The great breadth of data generated in highly multidimensional imaging genomics research requires new tools for visualization of the results. In GWA studies, millions of SNPs are routinely examined for association with several phenotypes. In this issue, a novel tool to plot and compare the results from GWA studies of multiple neuroimaging phenotypes is presented (Novak et al., Reference Novak, Stein, Medland, Hibar, Thompson and Toga2012). This tool also allows users to plot and compare interactively their own association data next to the results. Easier visualization of these highly dimensional results can lead to new insights in the field of neuroimaging genetics.
Though imaging endophenotypes are likely to be more penetrant than complex and heterogeneous neuropsychiatric disease phenotypes, effect size of specific genetic variants on imaging traits are still expected to be modest. In order to identify the genetic underpinnings of imaging traits, large and well-characterized samples are needed to achieve sufficient power. These samples consist of both genotype and neuroimaging data, and generally other neurocognitive traits as well. Individually, and in collaboration, these large samples are bases for current and future genetic discoveries. Three such samples are described in detail in this issue. From Norway, the Norwegian Cognitive Neurogenetics Study (NCNG) is a large sample of approximately 700 healthy individuals initiated in 2003 (Espeseth et al., Reference Espeseth, Christoforou, Lundervold, Steen, Le Hellard and Reinvang2012). The NCNG sample consists of genetically homogeneous individuals aged across the lifespan. Genome-wide genotypes were acquired on a large proportion of the sample; phenotypic measures include structural, diffusion, and resting-state neuroimaging data, as well as data from a battery of psychometric and experimental cognitive psychology tasks. The twin studies described above may also be used in the future for GWA studies (Gatt et al., Reference Gatt, Korgaonkar, Schofield, Harris, Clark, Oakley, Ram, Michaelson, Yap, Stanners and Wise2012; van Soelen et al., Reference van Soelen, Brouwer, Peper, van Leeuwen, Koenis, van Beijsterveldt, Swagerman, Kahn, Hulshoff Pol and Boomsma2012).

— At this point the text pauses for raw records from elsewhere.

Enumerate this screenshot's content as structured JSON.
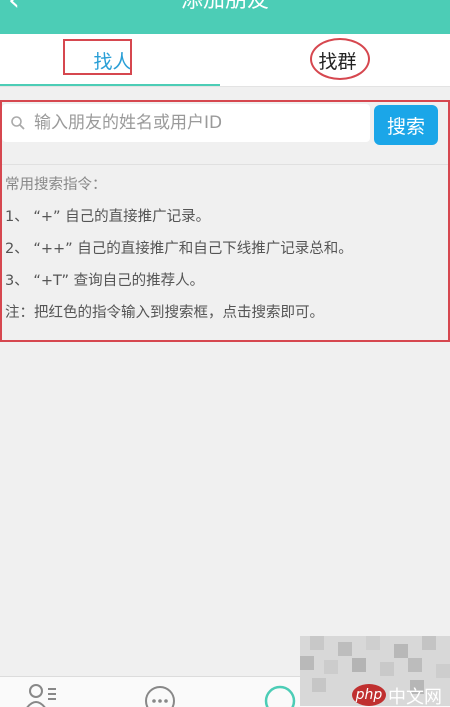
{
  "header": {
    "title": "添加朋友",
    "back_glyph": "‹"
  },
  "tabs": [
    {
      "label": "找人",
      "active": true
    },
    {
      "label": "找群",
      "active": false
    }
  ],
  "search": {
    "placeholder": "输入朋友的姓名或用户ID",
    "value": "",
    "button_label": "搜索"
  },
  "instructions": {
    "heading": "常用搜索指令：",
    "items": [
      "1、 “+” 自己的直接推广记录。",
      "2、 “++” 自己的直接推广和自己下线推广记录总和。",
      "3、 “+T” 查询自己的推荐人。"
    ],
    "note": "注：把红色的指令输入到搜索框，点击搜索即可。"
  },
  "bottom_nav": [
    {
      "icon": "contacts-icon"
    },
    {
      "icon": "chat-bubble-icon"
    },
    {
      "icon": "compass-icon",
      "active": true
    }
  ],
  "watermark": {
    "badge": "php",
    "text": "中文网"
  },
  "colors": {
    "header": "#4ccdb6",
    "active_tab": "#2a9fd6",
    "search_button": "#1ba6e8",
    "annotation": "#d6474f"
  }
}
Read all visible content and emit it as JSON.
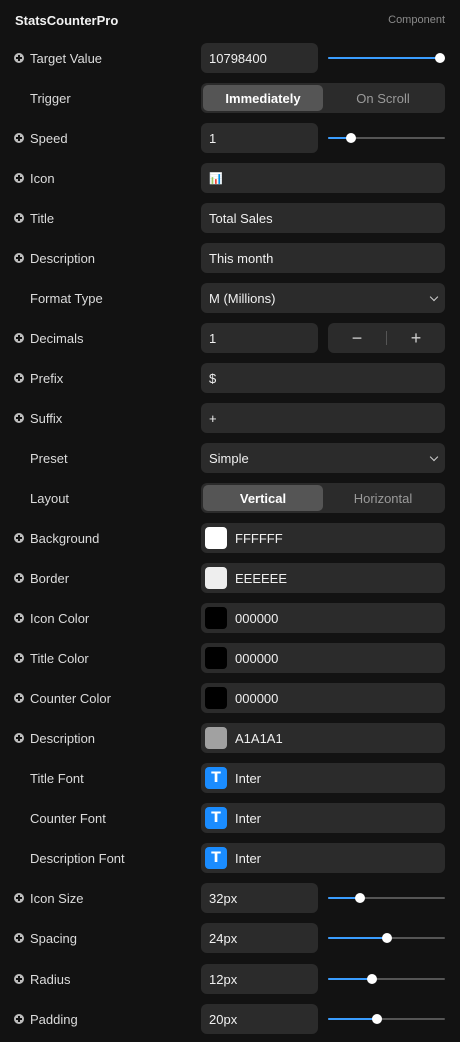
{
  "header": {
    "title": "StatsCounterPro",
    "tag": "Component"
  },
  "rows": {
    "target_value": {
      "label": "Target Value",
      "value": "10798400",
      "slider": 1.0
    },
    "trigger": {
      "label": "Trigger",
      "options": [
        "Immediately",
        "On Scroll"
      ],
      "selected": "Immediately"
    },
    "speed": {
      "label": "Speed",
      "value": "1",
      "slider": 0.2
    },
    "icon": {
      "label": "Icon",
      "value": "📊"
    },
    "title": {
      "label": "Title",
      "value": "Total Sales"
    },
    "description": {
      "label": "Description",
      "value": "This month"
    },
    "format_type": {
      "label": "Format Type",
      "value": "M (Millions)"
    },
    "decimals": {
      "label": "Decimals",
      "value": "1",
      "minus": "−",
      "plus": "+"
    },
    "prefix": {
      "label": "Prefix",
      "value": "$"
    },
    "suffix": {
      "label": "Suffix",
      "value": "+"
    },
    "preset": {
      "label": "Preset",
      "value": "Simple"
    },
    "layout": {
      "label": "Layout",
      "options": [
        "Vertical",
        "Horizontal"
      ],
      "selected": "Vertical"
    },
    "background": {
      "label": "Background",
      "value": "FFFFFF",
      "color": "#FFFFFF"
    },
    "border": {
      "label": "Border",
      "value": "EEEEEE",
      "color": "#EEEEEE"
    },
    "icon_color": {
      "label": "Icon Color",
      "value": "000000",
      "color": "#000000"
    },
    "title_color": {
      "label": "Title Color",
      "value": "000000",
      "color": "#000000"
    },
    "counter_color": {
      "label": "Counter Color",
      "value": "000000",
      "color": "#000000"
    },
    "description_color": {
      "label": "Description",
      "value": "A1A1A1",
      "color": "#A1A1A1"
    },
    "title_font": {
      "label": "Title Font",
      "value": "Inter",
      "icon_glyph": "T"
    },
    "counter_font": {
      "label": "Counter Font",
      "value": "Inter",
      "icon_glyph": "T"
    },
    "description_font": {
      "label": "Description Font",
      "value": "Inter",
      "icon_glyph": "T"
    },
    "icon_size": {
      "label": "Icon Size",
      "value": "32px",
      "slider": 0.27
    },
    "spacing": {
      "label": "Spacing",
      "value": "24px",
      "slider": 0.5
    },
    "radius": {
      "label": "Radius",
      "value": "12px",
      "slider": 0.38
    },
    "padding": {
      "label": "Padding",
      "value": "20px",
      "slider": 0.42
    }
  },
  "colors": {
    "accent": "#3A9DFF",
    "font_icon": "#1A8CFF"
  }
}
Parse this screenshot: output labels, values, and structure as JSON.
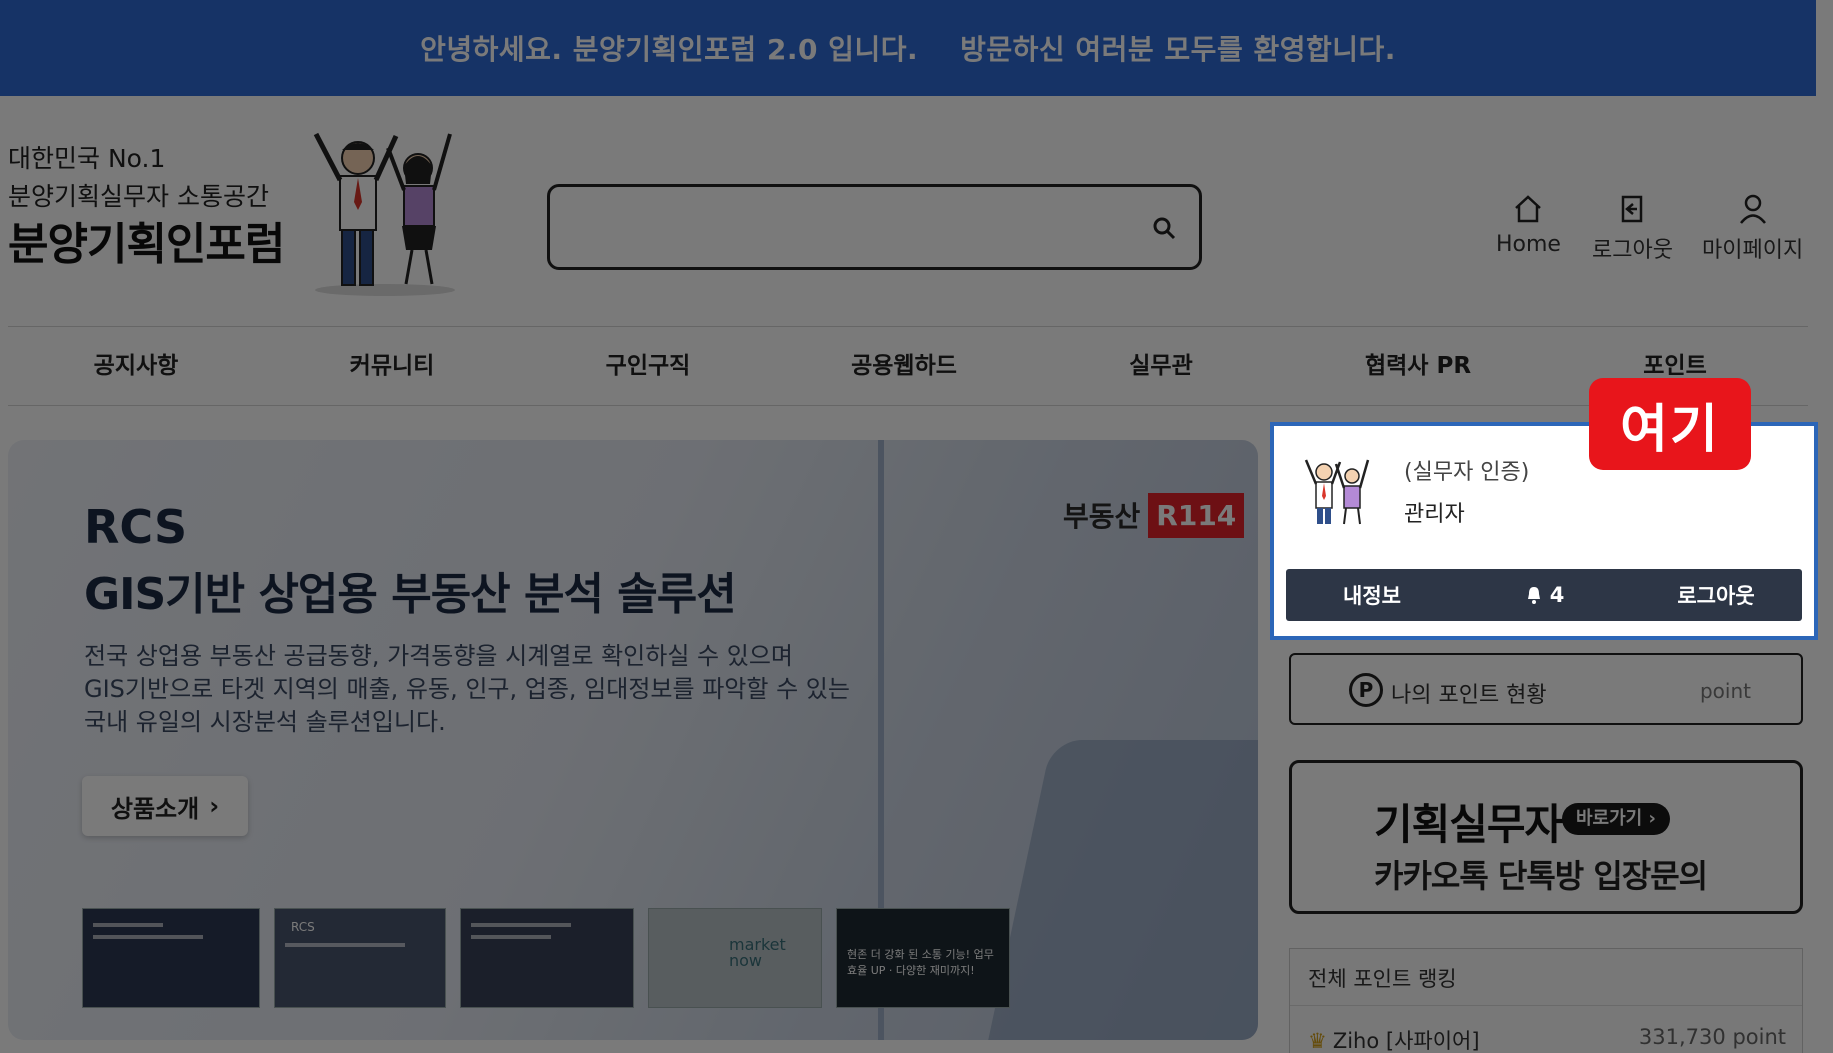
{
  "topbar": {
    "message_1": "안녕하세요. 분양기획인포럼 2.0 입니다.",
    "message_2": "방문하신 여러분 모두를 환영합니다."
  },
  "logo": {
    "line_1": "대한민국 No.1",
    "line_2": "분양기획실무자 소통공간",
    "brand": "분양기획인포럼"
  },
  "search": {
    "value": "",
    "placeholder": ""
  },
  "header_links": {
    "home": "Home",
    "logout": "로그아웃",
    "mypage": "마이페이지"
  },
  "nav": [
    "공지사항",
    "커뮤니티",
    "구인구직",
    "공용웹하드",
    "실무관",
    "협력사 PR",
    "포인트"
  ],
  "hero": {
    "title_1": "RCS",
    "title_2": "GIS기반 상업용 부동산 분석 솔루션",
    "desc": [
      "전국 상업용 부동산 공급동향, 가격동향을 시계열로 확인하실 수 있으며",
      "GIS기반으로 타겟 지역의 매출, 유동, 인구, 업종, 임대정보를 파악할 수 있는",
      "국내 유일의 시장분석 솔루션입니다."
    ],
    "cta": "상품소개",
    "brand_text": "부동산",
    "brand_badge": "R114",
    "thumb_captions": [
      "",
      "RCS",
      "",
      "market now",
      "현존 더 강화 된 소통 기능! 업무효율 UP · 다양한 재미까지!"
    ]
  },
  "user_card": {
    "cert": "(실무자 인증)",
    "name": "관리자",
    "my_info": "내정보",
    "notifications": "4",
    "logout": "로그아웃"
  },
  "callout": "여기",
  "points": {
    "icon_letter": "P",
    "label": "나의 포인트 현황",
    "unit": "point"
  },
  "kakao": {
    "title": "기획실무자",
    "button": "바로가기 ›",
    "subtitle": "카카오톡 단톡방 입장문의"
  },
  "ranking": {
    "title": "전체 포인트 랭킹",
    "first_name": "Ziho [사파이어]",
    "first_points": "331,730 point"
  },
  "colors": {
    "topbar": "#2f6bd6",
    "callout": "#e8151b",
    "card_border": "#2c66b8",
    "card_bar": "#2d3646"
  }
}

We expect that work in the field of imaging genetics is far from complete. Increasingly dense molecular genetic SNP sampling, imputation, and genome-wide sequencing are being incorporated into the field. Likewise, higher resolution imaging is increasingly becoming available in genetically informative family, twin, and genotyped but unrelated samples. Yet progress will not be limited to quantitative leaps in performance. Innovations are likely to come from relatively novel techniques, such as the assessment of copy number variants, estimation of the effects of rare variants on brain phenotypes, and combining the effects of SNPs within functional gene groups (Ruano et al., Reference Ruano, Abecasis, Glaser, Lips, Cornelisse, de Jong, Evans, Davey Smith, Timpson, Smit, Heutink, Verhage and Posthuma2010). On the phenotypic side, multivariate approaches of genetic network modeling may require advanced modeling techniques that are only just being explored (Borsboom et al., Reference Borsboom, Cramer, Schmittmann, Epskamp and Waldorp2011). The holy grail of imaging genetics research — a causal functional variant found by searching the genome for association to a brain-based trait which creates risk for a neuropsychiatric disease and identifies new druggable pathways — may be right around the corner. For now, the genetics of brain imaging phenotypes is a prime area of research for the further exploration of how genes are linked to behavior.